Washington, D.C…. Over 81,000 drug overdose deaths occurred in the United States in the 12 months ending in May 2020, the highest number of overdose deaths ever recorded in a 12-month period, according to recent provisional data from the Centers for Disease Control and Prevention (CDC).
While overdose deaths were already increasing in the months preceding the 2019 novel coronavirus disease (COVID-19) pandemic, the latest numbers suggest an acceleration of overdose deaths during the pandemic.
“The disruption to daily life due to the COVID-19 pandemic has hit those with substance use disorder hard,” said CDC Director Robert Redfield, M.D. “As we continue the fight to end this pandemic, it’s important to not lose sight of different groups being affected in other ways. We need to take care of people suffering from unintended consequences.”
Synthetic opioids (primarily illicitly manufactured fentanyl) appear to be the primary driver of the increases in overdose deaths, increasing 38.4 percent from the 12-month period leading up to June 2019 compared with the 12-month period leading up to May 2020. During this time period:
- 37 of the 38 U.S. jurisdictions with available synthetic opioid data reported increases in synthetic opioid-involved overdose deaths.
- 18 of these jurisdictions reported increases greater than 50 percent.
- 10 western states reported over a 98 percent increase in synthetic opioid-involved deaths.
Overdose deaths involving cocaine also increased by 26.5 percent. Based upon earlier research, these deaths are likely linked to co-use or contamination of cocaine with illicitly manufactured fentanyl or heroin. Overdose deaths involving psychostimulants, such as methamphetamine, increased by 34.8 percent. The number of deaths involving psychostimulants now exceeds the number of cocaine-involved deaths.
“The increase in overdose deaths is concerning.” said Deb Houry, M.D., M.P.H., director of CDC’s National Center for Injury Prevention and Control. “CDC’s Injury Center continues to help and support communities responding to the evolving overdose crisis. Our priority is to do everything we can to equip people on the ground to save lives in their communities.”
The increase in overdose deaths highlights the need for essential services to remain accessible for people most at risk of overdose and the need to expand prevention and response activities.

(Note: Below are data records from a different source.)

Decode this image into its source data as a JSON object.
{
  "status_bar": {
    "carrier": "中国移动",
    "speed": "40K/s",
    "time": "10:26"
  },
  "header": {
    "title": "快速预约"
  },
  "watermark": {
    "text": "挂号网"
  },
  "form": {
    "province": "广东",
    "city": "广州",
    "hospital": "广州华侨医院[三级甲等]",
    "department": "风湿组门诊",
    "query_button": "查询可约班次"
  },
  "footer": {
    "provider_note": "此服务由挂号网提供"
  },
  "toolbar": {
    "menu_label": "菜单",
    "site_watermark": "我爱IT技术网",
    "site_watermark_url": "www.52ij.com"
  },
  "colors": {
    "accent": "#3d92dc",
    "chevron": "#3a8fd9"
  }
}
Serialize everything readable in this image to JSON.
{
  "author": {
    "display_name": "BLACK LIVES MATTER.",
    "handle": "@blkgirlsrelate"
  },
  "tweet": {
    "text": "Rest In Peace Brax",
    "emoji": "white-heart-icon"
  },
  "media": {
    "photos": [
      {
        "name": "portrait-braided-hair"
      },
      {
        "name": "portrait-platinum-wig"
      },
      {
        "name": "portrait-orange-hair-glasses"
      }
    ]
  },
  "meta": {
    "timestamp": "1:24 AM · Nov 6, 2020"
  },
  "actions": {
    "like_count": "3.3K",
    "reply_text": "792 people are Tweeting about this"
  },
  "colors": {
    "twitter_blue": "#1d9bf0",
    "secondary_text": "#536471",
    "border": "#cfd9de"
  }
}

CDC issued a health advisory today to medical and public health professionals, first responders, harm reduction organizations, and other community partners recommending the following actions as appropriate based on local needs and characteristics:
- Expand distribution and use of naloxone and overdose prevention education.

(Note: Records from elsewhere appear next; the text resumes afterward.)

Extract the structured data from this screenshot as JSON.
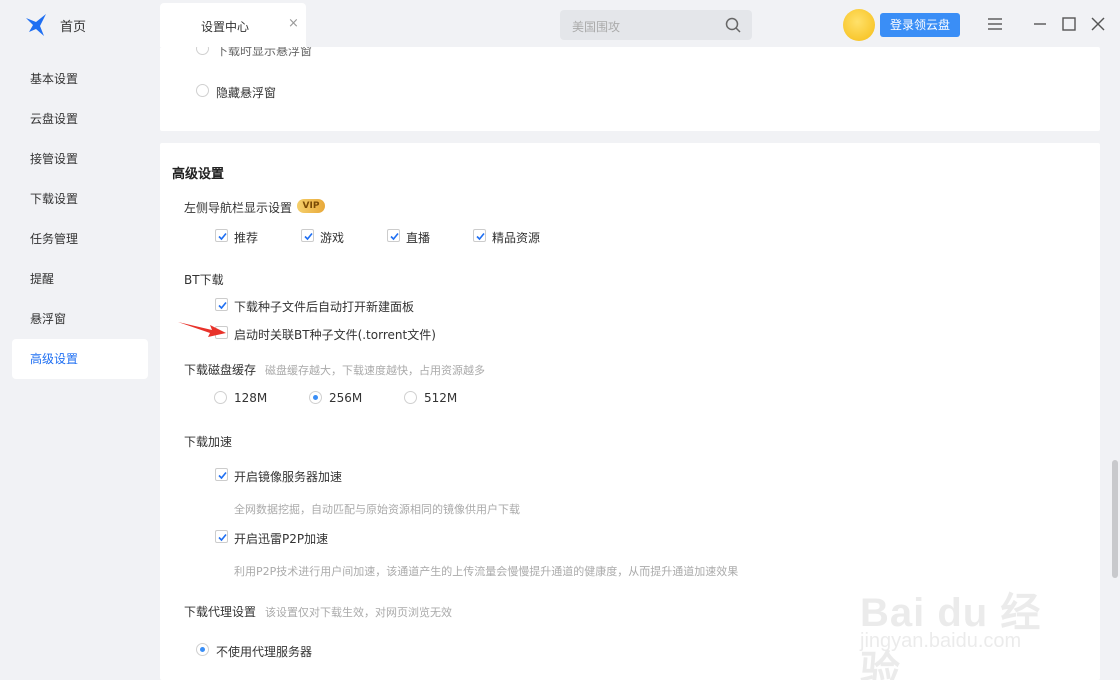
{
  "topbar": {
    "home_label": "首页",
    "tab_label": "设置中心",
    "tab_close": "×",
    "search_placeholder": "美国围攻",
    "login_label": "登录领云盘"
  },
  "sidebar": {
    "items": [
      {
        "label": "基本设置"
      },
      {
        "label": "云盘设置"
      },
      {
        "label": "接管设置"
      },
      {
        "label": "下载设置"
      },
      {
        "label": "任务管理"
      },
      {
        "label": "提醒"
      },
      {
        "label": "悬浮窗"
      },
      {
        "label": "高级设置",
        "active": true
      }
    ]
  },
  "float_window": {
    "option_partial": "下载时显示悬浮窗",
    "option_hide": "隐藏悬浮窗"
  },
  "advanced": {
    "title": "高级设置",
    "nav_display": {
      "label": "左侧导航栏显示设置",
      "badge": "VIP",
      "options": [
        {
          "label": "推荐",
          "checked": true
        },
        {
          "label": "游戏",
          "checked": true
        },
        {
          "label": "直播",
          "checked": true
        },
        {
          "label": "精品资源",
          "checked": true
        }
      ]
    },
    "bt": {
      "label": "BT下载",
      "auto_open": {
        "label": "下载种子文件后自动打开新建面板",
        "checked": true
      },
      "associate": {
        "label": "启动时关联BT种子文件(.torrent文件)",
        "checked": false
      }
    },
    "disk_cache": {
      "label": "下载磁盘缓存",
      "hint": "磁盘缓存越大，下载速度越快，占用资源越多",
      "options": [
        {
          "label": "128M",
          "selected": false
        },
        {
          "label": "256M",
          "selected": true
        },
        {
          "label": "512M",
          "selected": false
        }
      ]
    },
    "accel": {
      "label": "下载加速",
      "mirror": {
        "label": "开启镜像服务器加速",
        "checked": true,
        "desc": "全网数据挖掘，自动匹配与原始资源相同的镜像供用户下载"
      },
      "p2p": {
        "label": "开启迅雷P2P加速",
        "checked": true,
        "desc": "利用P2P技术进行用户间加速，该通道产生的上传流量会慢慢提升通道的健康度，从而提升通道加速效果"
      }
    },
    "proxy": {
      "label": "下载代理设置",
      "hint": "该设置仅对下载生效，对网页浏览无效",
      "option_none": "不使用代理服务器"
    }
  },
  "watermark": {
    "brand": "Bai du 经验",
    "domain": "jingyan.baidu.com"
  },
  "colors": {
    "accent": "#3a8ef6",
    "active_text": "#1f6ff2",
    "page_bg": "#f1f2f5"
  }
}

- Expand awareness about and access to and availability of treatment for substance use disorders.
- Intervene early with individuals at highest risk for overdose.
- Improve detection of overdose outbreaks to facilitate more effective response.
What CDC is doing
Measures taken at the national, state, and local level to address the COVID-19 pandemic may have unintended consequences for substance use and overdose, but CDC is working with states, territories, tribes, cities, and counties across the country to continue drug overdose surveillance and prevention efforts. This includes assessing overdose data to understand trends, as well as working with funded jurisdictions to provide flexibilities where needed and technical assistance to identify strategies to inform public health action during the COVID-19 pandemic.
CDC began a multiyear Overdose Data to Action cooperative agreement in September 2019 and funds health departments in 47 states; Washington, D.C.; two territories; and 16 cities and counties for drug overdose surveillance and prevention efforts. Funds awarded as part of this agreement support health departments in obtaining high quality, more comprehensive, and timelier data on overdose morbidity and mortality and using those data to inform prevention and response efforts.
CDC is committed to preventing opioid and other drug misuse, overdoses, and deaths through five key strategies:
- Using data to monitor emerging trends and direct prevention activities;
- Strengthening state, local, and tribal capacity to respond to the epidemic;
- Working with providers, health systems, and payers to reduce unsafe exposure to opioids and treat addiction;
- Coordinating with public safety and community-based partners to rapidly identify overdose threats, reverse overdoses, link people to effective treatment, and reduce harms associated with illicit opioids; and
- Increasing public awareness about the risks of opioids.
Learn more about what CDC is doing to prevent opioid-related deaths on CDC’s Efforts to Prevent Opioid Overdoses and Other Opioid-Related Harms webpage.
What you can do
Not all overdoses have to end in death. Everyone has a role to play.
- Learn about the risks of opioids.
- Learn about naloxone, its availability, and how to use it.
- Help people struggling with opioid use disorder to find the right care and treatment.
- Learn more about CDC’s overdose surveillance and prevention efforts in your community
Learn more about what may help if you or someone you care about is increasing drug use during the COVID-19 pandemic.
U.S. DEPARTMENT OF HEALTH AND HUMAN SERVICESexternal icon
CDC works 24/7 protecting America’s health, safety and security. Whether disease start at home or abroad, are curable or preventable, chronic or acute, or from human activity or deliberate attack, CDC responds to America’s most pressing health threats. CDC is headquartered in Atlanta and has experts located throughout the United States and the world.